5 Million Americans Suffer From Fibromyalgia – Medical Marijuana
Poorly Understood Disorder
Characterized by Deep Tissue Pain, Fatigue, and Headaches.
A new survey from the National Pain Foundation suggests medical marijuana may top currently available pharmaceuticals for treating fibromyalgia.
The survey, conducted online, asked more than 1,300 patients with the chronic pain disorder to rate the effectiveness of treatments that they’ve tried. Medical marijuana was compared with the only three drugs approved by the FDA for fibromyalgia: Savella, Lyrica and Cymbalta.
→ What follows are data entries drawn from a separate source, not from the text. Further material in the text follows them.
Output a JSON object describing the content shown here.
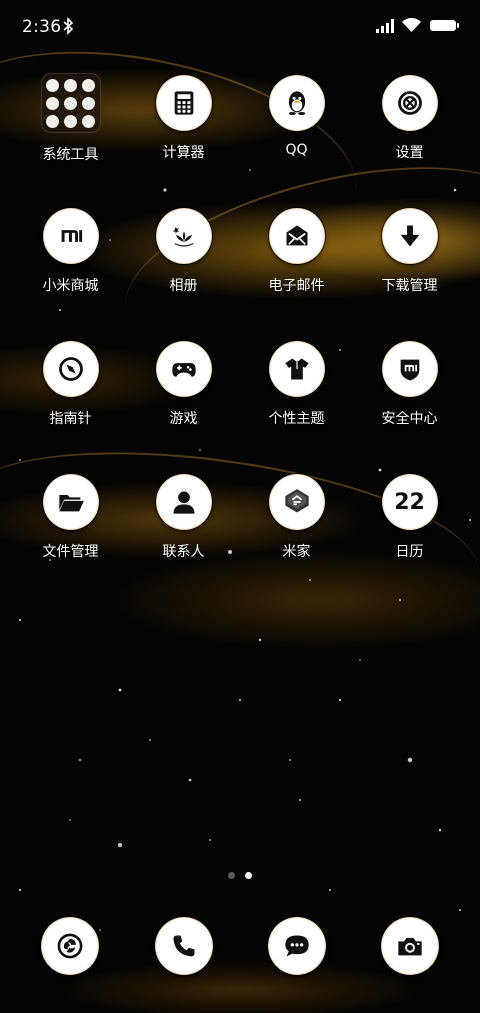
{
  "status_bar": {
    "time": "2:36",
    "bluetooth_icon": "bluetooth-icon",
    "signal_icon": "cellular-signal-icon",
    "wifi_icon": "wifi-icon",
    "battery_icon": "battery-full-icon"
  },
  "apps": [
    {
      "label": "系统工具",
      "icon": "folder-grid-icon"
    },
    {
      "label": "计算器",
      "icon": "calculator-icon"
    },
    {
      "label": "QQ",
      "icon": "qq-penguin-icon"
    },
    {
      "label": "设置",
      "icon": "gear-icon"
    },
    {
      "label": "小米商城",
      "icon": "mi-logo-icon"
    },
    {
      "label": "相册",
      "icon": "gallery-flower-icon"
    },
    {
      "label": "电子邮件",
      "icon": "envelope-icon"
    },
    {
      "label": "下载管理",
      "icon": "download-arrow-icon"
    },
    {
      "label": "指南针",
      "icon": "compass-icon"
    },
    {
      "label": "游戏",
      "icon": "gamepad-icon"
    },
    {
      "label": "个性主题",
      "icon": "tshirt-icon"
    },
    {
      "label": "安全中心",
      "icon": "security-shield-icon"
    },
    {
      "label": "文件管理",
      "icon": "folder-icon"
    },
    {
      "label": "联系人",
      "icon": "person-icon"
    },
    {
      "label": "米家",
      "icon": "mijia-home-icon"
    },
    {
      "label": "日历",
      "icon": "calendar-date-icon",
      "date": "22"
    }
  ],
  "page_indicator": {
    "pages": 2,
    "current": 2
  },
  "dock": [
    {
      "name": "browser",
      "icon": "browser-swirl-icon"
    },
    {
      "name": "phone",
      "icon": "phone-icon"
    },
    {
      "name": "messages",
      "icon": "message-bubble-icon"
    },
    {
      "name": "camera",
      "icon": "camera-icon"
    }
  ],
  "colors": {
    "accent_gold": "#c9a15a",
    "icon_fill": "#111111",
    "background": "#050403"
  }
}
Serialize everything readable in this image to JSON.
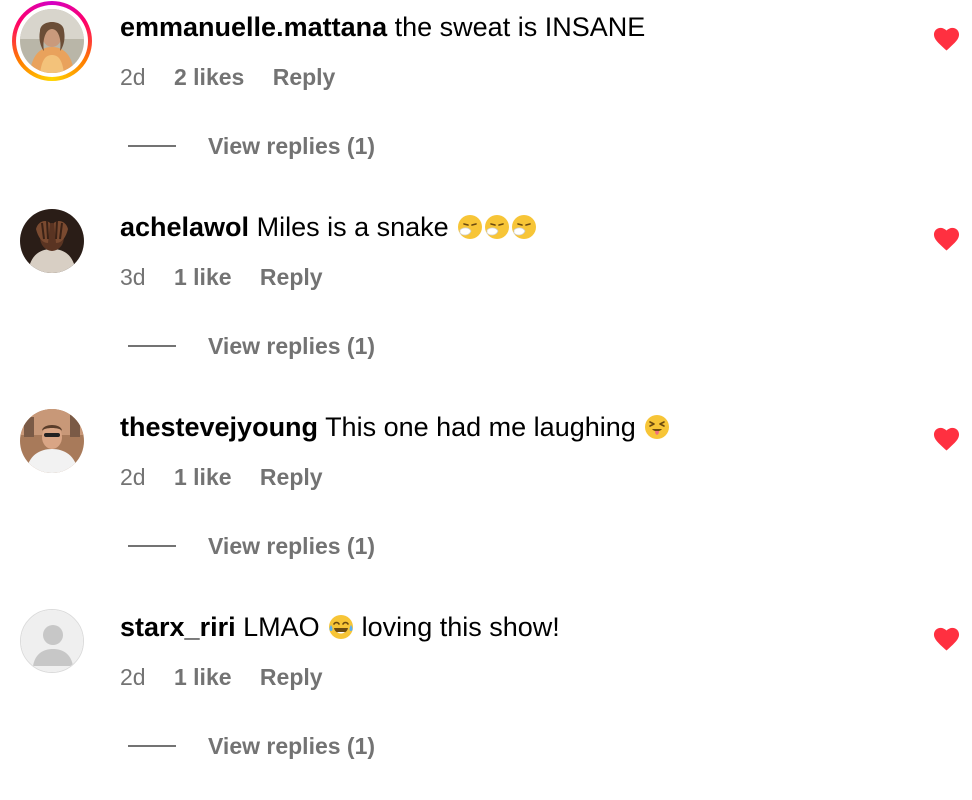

Although they generate billions of dollars in annual sales for Pfizer, Eli Lilly, Forest Laboratories and other drug makers, most who have tried the medications say they don’t work.
Just 8% of patients that tried Cymbalta and 10% that tried Lyrica or Savella found the drugs to be “very effective” for managing symptoms of the disorder.
For each of the three drugs, over 60% of patients reported that it “does not help at all.”
On the other hand, 62% of patients who tried medical marijuana found it to be “very effective.” Another 33% said it “helps a little,” and only 5% felt that using cannabis for fibromyalgia “does not help at all.”
“I’ve found nothing that has worked for me, apart from marijuana,” explained one patient in the survey. “Nothing but medical marijuana has made the greatest dent in the pain and mental problems,” wrote another.
Fibromyalgia is a disorder of the central nervous system that affects 2-4% of the population, predominately females. But while scientists still puzzle over the true cause of fibromyalgia, the latest findings shouldn’t come as much of a surprise..
In a 2011 study conducted by Spanish researchers, patients who used cannabis showed improvements in pain, stiffness, relaxation and perception of well-being.
“The use of cannabis was associated with beneficial effects on some fibromyalgia symptoms,” noted the authors.
Likewise, a 2012 survey found that 1 in 8 Canadians living with fibromyalgia relies on marijuana to cope with their symptoms.
“We think that there’s probably a role for that class of compounds, the cannabinoids in general,” explains Dr. Mark Ware, associate professor of anesthesia at McGill University and co-author of the Canadian survey. “It’s just a question of working out how that’s going to be put into practice,” he adds.
An earlier study by Dr. Ware and his team revealed that nabilone, a pill containing marijuana’s active ingredient, THC, could help fibromyalgia sufferers sleep better. Nabilone has also been shown to reduce pain and improve quality of life scores in patients with the disorder.
Still, some patients prefer natural cannabis over synthetic versions, which are known to have more potent side effects.
“I have patients with a range of pain syndromes who have failed all their other treatments and for whom herbal cannabis has been the only reasonable option that they have that controls their symptoms,” says Dr. Ware.